YOUR GOAL :: Pick each line that has "sheets" out of the records.

(Excerpts from an interface dataset)
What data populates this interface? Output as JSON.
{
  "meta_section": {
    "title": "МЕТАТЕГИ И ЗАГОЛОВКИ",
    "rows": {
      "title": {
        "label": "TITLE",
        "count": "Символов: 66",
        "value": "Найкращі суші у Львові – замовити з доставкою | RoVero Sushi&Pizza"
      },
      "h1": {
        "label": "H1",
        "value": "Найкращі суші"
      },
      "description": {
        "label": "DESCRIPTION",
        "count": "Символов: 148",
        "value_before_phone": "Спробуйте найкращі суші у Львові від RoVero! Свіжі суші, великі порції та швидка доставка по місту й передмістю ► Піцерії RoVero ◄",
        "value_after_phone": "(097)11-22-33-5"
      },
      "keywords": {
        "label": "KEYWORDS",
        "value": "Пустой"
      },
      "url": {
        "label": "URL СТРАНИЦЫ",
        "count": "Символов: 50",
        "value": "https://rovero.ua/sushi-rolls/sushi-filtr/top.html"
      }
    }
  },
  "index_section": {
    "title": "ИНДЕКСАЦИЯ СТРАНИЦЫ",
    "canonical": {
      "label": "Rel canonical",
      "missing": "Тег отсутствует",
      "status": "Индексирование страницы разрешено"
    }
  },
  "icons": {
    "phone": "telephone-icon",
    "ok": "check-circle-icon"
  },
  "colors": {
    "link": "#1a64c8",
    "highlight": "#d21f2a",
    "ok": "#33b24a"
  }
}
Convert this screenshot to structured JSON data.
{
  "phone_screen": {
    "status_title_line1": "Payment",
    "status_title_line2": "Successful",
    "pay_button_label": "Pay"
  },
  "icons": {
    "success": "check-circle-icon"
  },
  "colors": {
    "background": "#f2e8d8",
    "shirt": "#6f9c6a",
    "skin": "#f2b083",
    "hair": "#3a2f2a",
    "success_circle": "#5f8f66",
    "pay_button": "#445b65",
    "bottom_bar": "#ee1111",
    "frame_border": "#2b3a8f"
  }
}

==

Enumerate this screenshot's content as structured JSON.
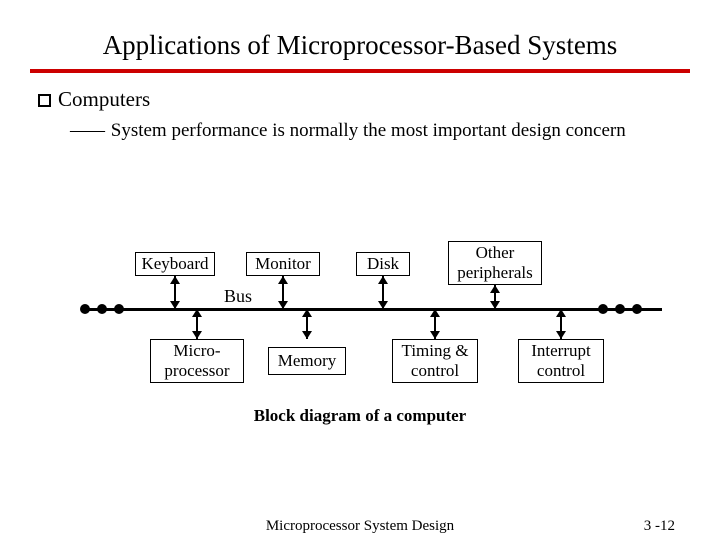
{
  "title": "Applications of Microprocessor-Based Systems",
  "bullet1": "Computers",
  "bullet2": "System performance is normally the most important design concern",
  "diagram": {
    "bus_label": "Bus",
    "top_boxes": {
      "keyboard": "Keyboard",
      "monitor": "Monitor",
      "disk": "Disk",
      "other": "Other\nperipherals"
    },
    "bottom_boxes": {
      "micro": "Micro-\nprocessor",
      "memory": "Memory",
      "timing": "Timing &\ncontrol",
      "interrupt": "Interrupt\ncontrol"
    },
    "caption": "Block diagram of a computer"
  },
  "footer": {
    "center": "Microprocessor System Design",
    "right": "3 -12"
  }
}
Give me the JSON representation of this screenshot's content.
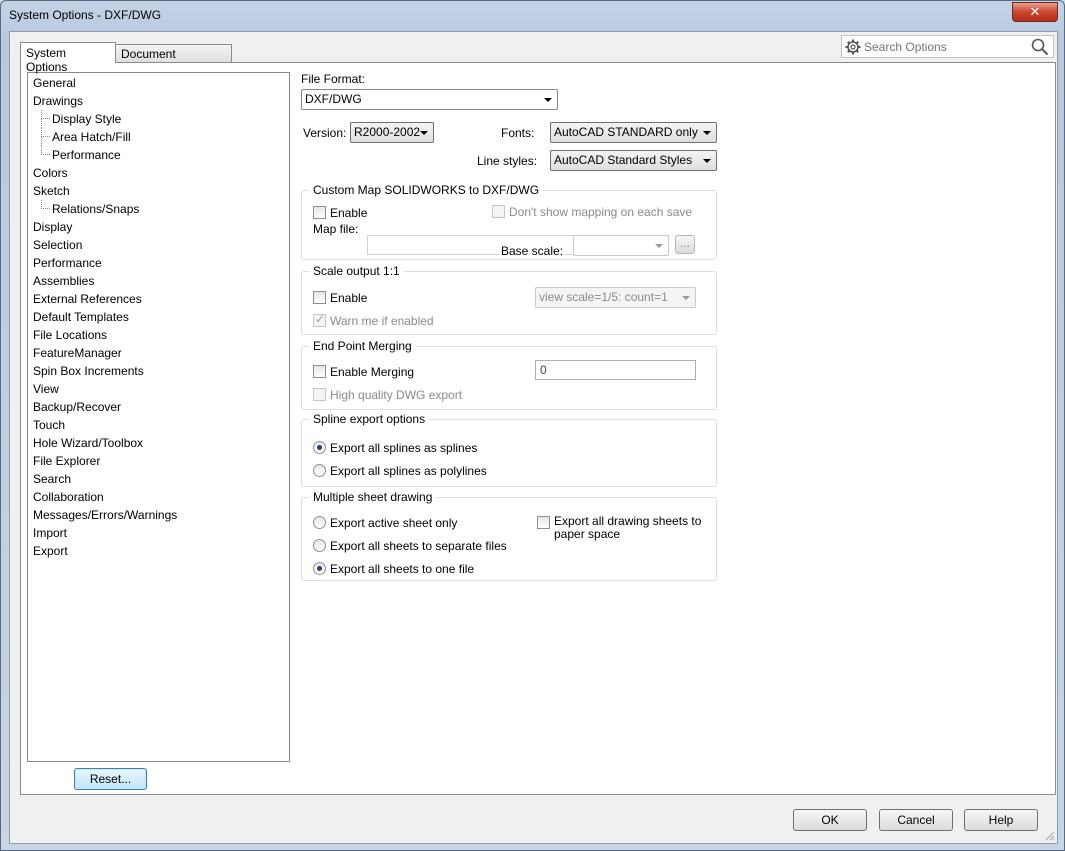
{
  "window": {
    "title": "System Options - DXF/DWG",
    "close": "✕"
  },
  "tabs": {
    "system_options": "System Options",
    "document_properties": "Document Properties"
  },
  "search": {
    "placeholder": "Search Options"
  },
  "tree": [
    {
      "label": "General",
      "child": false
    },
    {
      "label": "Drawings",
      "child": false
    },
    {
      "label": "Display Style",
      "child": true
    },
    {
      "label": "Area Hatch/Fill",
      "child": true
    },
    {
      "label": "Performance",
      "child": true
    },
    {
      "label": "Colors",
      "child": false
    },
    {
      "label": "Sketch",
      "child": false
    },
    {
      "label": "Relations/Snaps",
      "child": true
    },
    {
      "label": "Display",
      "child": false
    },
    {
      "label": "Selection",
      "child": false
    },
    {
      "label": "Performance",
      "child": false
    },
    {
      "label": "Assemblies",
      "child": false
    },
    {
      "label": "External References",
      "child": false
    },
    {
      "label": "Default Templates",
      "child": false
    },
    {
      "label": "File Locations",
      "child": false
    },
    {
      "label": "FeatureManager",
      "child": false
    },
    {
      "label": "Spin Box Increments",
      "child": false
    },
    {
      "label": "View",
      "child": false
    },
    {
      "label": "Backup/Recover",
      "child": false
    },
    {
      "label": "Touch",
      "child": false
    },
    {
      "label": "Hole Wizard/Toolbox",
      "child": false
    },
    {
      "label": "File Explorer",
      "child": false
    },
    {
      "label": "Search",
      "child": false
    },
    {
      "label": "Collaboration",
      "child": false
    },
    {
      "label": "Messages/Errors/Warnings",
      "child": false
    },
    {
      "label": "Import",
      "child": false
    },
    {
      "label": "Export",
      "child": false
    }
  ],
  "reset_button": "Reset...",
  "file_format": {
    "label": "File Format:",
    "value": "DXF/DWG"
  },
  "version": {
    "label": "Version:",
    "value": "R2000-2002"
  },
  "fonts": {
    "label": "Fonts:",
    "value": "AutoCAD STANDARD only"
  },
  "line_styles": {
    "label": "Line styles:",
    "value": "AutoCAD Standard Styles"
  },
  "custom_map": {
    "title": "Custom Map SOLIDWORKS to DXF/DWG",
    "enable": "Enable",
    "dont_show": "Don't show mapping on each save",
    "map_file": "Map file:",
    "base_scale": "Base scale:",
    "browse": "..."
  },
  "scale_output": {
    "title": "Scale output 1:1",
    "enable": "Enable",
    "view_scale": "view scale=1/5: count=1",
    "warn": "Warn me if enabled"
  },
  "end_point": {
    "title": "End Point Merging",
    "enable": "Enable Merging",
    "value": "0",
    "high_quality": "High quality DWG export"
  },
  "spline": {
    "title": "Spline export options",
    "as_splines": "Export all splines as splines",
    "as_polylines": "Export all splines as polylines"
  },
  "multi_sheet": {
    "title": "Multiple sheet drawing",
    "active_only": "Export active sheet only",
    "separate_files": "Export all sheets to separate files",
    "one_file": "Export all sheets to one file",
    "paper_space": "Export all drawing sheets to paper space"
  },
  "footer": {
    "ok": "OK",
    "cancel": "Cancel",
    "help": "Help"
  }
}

REPLY ::
    "separate_files": "Export all sheets to separate files",
    "one_file": "Export all sheets to one file",
    "paper_space": "Export all drawing sheets to paper space"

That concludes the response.